▶ Task to carry out: Each record must be reproduced exactly as it is shown.

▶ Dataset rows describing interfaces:
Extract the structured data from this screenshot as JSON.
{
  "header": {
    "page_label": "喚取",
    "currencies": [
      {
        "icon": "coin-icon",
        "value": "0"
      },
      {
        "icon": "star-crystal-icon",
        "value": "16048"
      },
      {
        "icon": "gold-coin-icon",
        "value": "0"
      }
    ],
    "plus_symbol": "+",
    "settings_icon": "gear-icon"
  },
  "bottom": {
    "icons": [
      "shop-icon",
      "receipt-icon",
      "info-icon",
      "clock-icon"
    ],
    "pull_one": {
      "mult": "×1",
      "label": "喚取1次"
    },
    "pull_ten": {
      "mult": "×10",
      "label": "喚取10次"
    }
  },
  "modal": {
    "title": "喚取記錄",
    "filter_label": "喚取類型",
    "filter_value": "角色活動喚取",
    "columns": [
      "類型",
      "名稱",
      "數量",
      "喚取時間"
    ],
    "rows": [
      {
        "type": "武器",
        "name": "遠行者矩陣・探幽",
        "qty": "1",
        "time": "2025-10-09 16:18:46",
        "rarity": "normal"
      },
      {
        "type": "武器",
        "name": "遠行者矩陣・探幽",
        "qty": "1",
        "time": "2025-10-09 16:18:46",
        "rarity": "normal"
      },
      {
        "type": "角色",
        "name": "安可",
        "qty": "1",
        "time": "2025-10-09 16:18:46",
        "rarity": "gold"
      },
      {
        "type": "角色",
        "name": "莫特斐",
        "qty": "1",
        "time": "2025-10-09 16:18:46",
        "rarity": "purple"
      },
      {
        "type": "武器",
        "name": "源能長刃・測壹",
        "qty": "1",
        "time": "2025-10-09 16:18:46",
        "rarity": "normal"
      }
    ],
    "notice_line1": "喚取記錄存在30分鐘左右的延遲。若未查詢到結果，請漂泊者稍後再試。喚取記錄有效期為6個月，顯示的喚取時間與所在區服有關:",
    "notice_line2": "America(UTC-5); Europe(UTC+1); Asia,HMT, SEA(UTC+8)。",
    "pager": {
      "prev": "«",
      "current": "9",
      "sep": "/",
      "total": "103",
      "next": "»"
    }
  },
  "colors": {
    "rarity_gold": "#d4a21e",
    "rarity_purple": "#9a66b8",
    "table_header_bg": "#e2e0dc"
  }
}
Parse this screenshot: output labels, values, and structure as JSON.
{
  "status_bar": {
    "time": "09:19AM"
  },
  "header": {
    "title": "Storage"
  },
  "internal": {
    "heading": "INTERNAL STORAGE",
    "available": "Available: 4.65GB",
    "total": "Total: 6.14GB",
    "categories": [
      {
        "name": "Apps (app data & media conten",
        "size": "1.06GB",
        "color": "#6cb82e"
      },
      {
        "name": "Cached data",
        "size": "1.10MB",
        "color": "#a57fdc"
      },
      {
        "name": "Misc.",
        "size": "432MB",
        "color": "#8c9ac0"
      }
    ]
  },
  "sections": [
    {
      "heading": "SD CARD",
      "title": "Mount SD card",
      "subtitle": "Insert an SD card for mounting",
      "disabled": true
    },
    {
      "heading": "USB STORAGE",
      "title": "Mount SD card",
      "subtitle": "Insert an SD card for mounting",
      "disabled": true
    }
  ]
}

▶ Response area:
Extract the structured data from this screenshot as JSON.
{
  "header": {
    "page_label": "喚取",
    "currencies": [
      {
        "icon": "coin-icon",
        "value": "0"
      },
      {
        "icon": "star-crystal-icon",
        "value": "16048"
      },
      {
        "icon": "gold-coin-icon",
        "value": "0"
      }
    ],
    "plus_symbol": "+",
    "settings_icon": "gear-icon"
  },
  "bottom": {
    "icons": [
      "shop-icon",
      "receipt-icon",
      "info-icon",
      "clock-icon"
    ],
    "pull_one": {
      "mult": "×1",
      "label": "喚取1次"
    },
    "pull_ten": {
      "mult": "×10",
      "label": "喚取10次"
    }
  },
  "modal": {
    "title": "喚取記錄",
    "filter_label": "喚取類型",
    "filter_value": "角色活動喚取",
    "columns": [
      "類型",
      "名稱",
      "數量",
      "喚取時間"
    ],
    "rows": [
      {
        "type": "武器",
        "name": "遠行者矩陣・探幽",
        "qty": "1",
        "time": "2025-10-09 16:18:46",
        "rarity": "normal"
      },
      {
        "type": "武器",
        "name": "遠行者矩陣・探幽",
        "qty": "1",
        "time": "2025-10-09 16:18:46",
        "rarity": "normal"
      },
      {
        "type": "角色",
        "name": "安可",
        "qty": "1",
        "time": "2025-10-09 16:18:46",
        "rarity": "gold"
      },
      {
        "type": "角色",
        "name": "莫特斐",
        "qty": "1",
        "time": "2025-10-09 16:18:46",
        "rarity": "purple"
      },
      {
        "type": "武器",
        "name": "源能長刃・測壹",
        "qty": "1",
        "time": "2025-10-09 16:18:46",
        "rarity": "normal"
      }
    ],
    "notice_line1": "喚取記錄存在30分鐘左右的延遲。若未查詢到結果，請漂泊者稍後再試。喚取記錄有效期為6個月，顯示的喚取時間與所在區服有關:",
    "notice_line2": "America(UTC-5); Europe(UTC+1); Asia,HMT, SEA(UTC+8)。",
    "pager": {
      "prev": "«",
      "current": "9",
      "sep": "/",
      "total": "103",
      "next": "»"
    }
  },
  "colors": {
    "rarity_gold": "#d4a21e",
    "rarity_purple": "#9a66b8",
    "table_header_bg": "#e2e0dc"
  }
}
Parse this screenshot: output labels, values, and structure as JSON.
{
  "status_bar": {
    "time": "09:19AM"
  },
  "header": {
    "title": "Storage"
  },
  "internal": {
    "heading": "INTERNAL STORAGE",
    "available": "Available: 4.65GB",
    "total": "Total: 6.14GB",
    "categories": [
      {
        "name": "Apps (app data & media conten",
        "size": "1.06GB",
        "color": "#6cb82e"
      },
      {
        "name": "Cached data",
        "size": "1.10MB",
        "color": "#a57fdc"
      },
      {
        "name": "Misc.",
        "size": "432MB",
        "color": "#8c9ac0"
      }
    ]
  },
  "sections": [
    {
      "heading": "SD CARD",
      "title": "Mount SD card",
      "subtitle": "Insert an SD card for mounting",
      "disabled": true
    },
    {
      "heading": "USB STORAGE",
      "title": "Mount SD card",
      "subtitle": "Insert an SD card for mounting",
      "disabled": true
    }
  ]
}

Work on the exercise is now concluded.